Saudi Arabia can’t flood the global oil market this time without depleting its stored oil. What happens then if the Houthis of Yemen suddenly decide to attack critical Saudi oil assets and cripple their oil production. The only way the Saudis were able to meet their customers’ obligations in the aftermath of the Houthi’s attack in September 2019 which destroyed half of their production was by dipping into their stored oil and buying shipments of crude oil from their allies.
Saudi oil production averaged 10.13 mbd between 2014 and 2018 according to the authoritative 2019 OPEC Annual Statistical Bulletin. In 2014 the year they flooded the global oil market with oil, their production rose from 9.71 mbd to 10.19 mbd in 2015 and 10.46 in 2016 thus only adding 480,000 barrels a day (b/d) and 750,000 b/d respectively to the global oil market. Their average exports during the same period were 7.3 mbd. Their former oil minister Al Naimi was then claiming a production capacity of 12.5 mbd. If that was true, why didn’t they raise their exports to 10.0 mbd. The simple and plain answer is that they never had any production capacity then and they don’t have it now.
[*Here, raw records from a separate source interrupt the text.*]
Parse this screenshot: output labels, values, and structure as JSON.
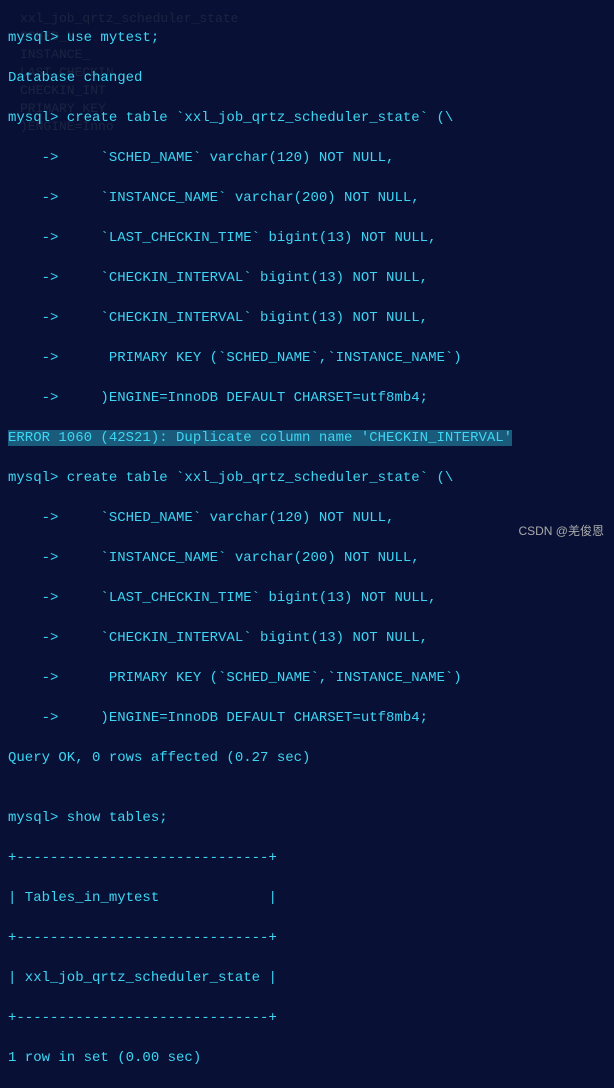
{
  "ghost": {
    "line1": "xxl_job_qrtz_scheduler_state ",
    "line2": "SCHED_N",
    "line3": "INSTANCE_",
    "line4": "LAST_CHECKIN_",
    "line5": "CHECKIN_INT",
    "line6": "PRIMARY KEY",
    "line7": ")ENGINE=Inno"
  },
  "terminal": {
    "lines": [
      "mysql> use mytest;",
      "Database changed",
      "mysql> create table `xxl_job_qrtz_scheduler_state` (\\",
      "    ->     `SCHED_NAME` varchar(120) NOT NULL,",
      "    ->     `INSTANCE_NAME` varchar(200) NOT NULL,",
      "    ->     `LAST_CHECKIN_TIME` bigint(13) NOT NULL,",
      "    ->     `CHECKIN_INTERVAL` bigint(13) NOT NULL,",
      "    ->     `CHECKIN_INTERVAL` bigint(13) NOT NULL,",
      "    ->      PRIMARY KEY (`SCHED_NAME`,`INSTANCE_NAME`)",
      "    ->     )ENGINE=InnoDB DEFAULT CHARSET=utf8mb4;"
    ],
    "error": "ERROR 1060 (42S21): Duplicate column name 'CHECKIN_INTERVAL'",
    "lines2": [
      "mysql> create table `xxl_job_qrtz_scheduler_state` (\\",
      "    ->     `SCHED_NAME` varchar(120) NOT NULL,",
      "    ->     `INSTANCE_NAME` varchar(200) NOT NULL,",
      "    ->     `LAST_CHECKIN_TIME` bigint(13) NOT NULL,",
      "    ->     `CHECKIN_INTERVAL` bigint(13) NOT NULL,",
      "    ->      PRIMARY KEY (`SCHED_NAME`,`INSTANCE_NAME`)",
      "    ->     )ENGINE=InnoDB DEFAULT CHARSET=utf8mb4;",
      "Query OK, 0 rows affected (0.27 sec)",
      "",
      "mysql> show tables;",
      "+------------------------------+",
      "| Tables_in_mytest             |",
      "+------------------------------+",
      "| xxl_job_qrtz_scheduler_state |",
      "+------------------------------+",
      "1 row in set (0.00 sec)"
    ]
  },
  "watermark": "CSDN @羌俊恩"
}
Furthermore, if the Saudis are claiming they are capable of exporting 10.0 mbd in April and May, why does Saudi Aramco need to reduce its refinery runs in April and May in order to free up crude oil for exports.
Dr Mamdouh G Salameh
International Oil Economist
Visiting Professor of Energy Economics at ESCP Europe Business School, London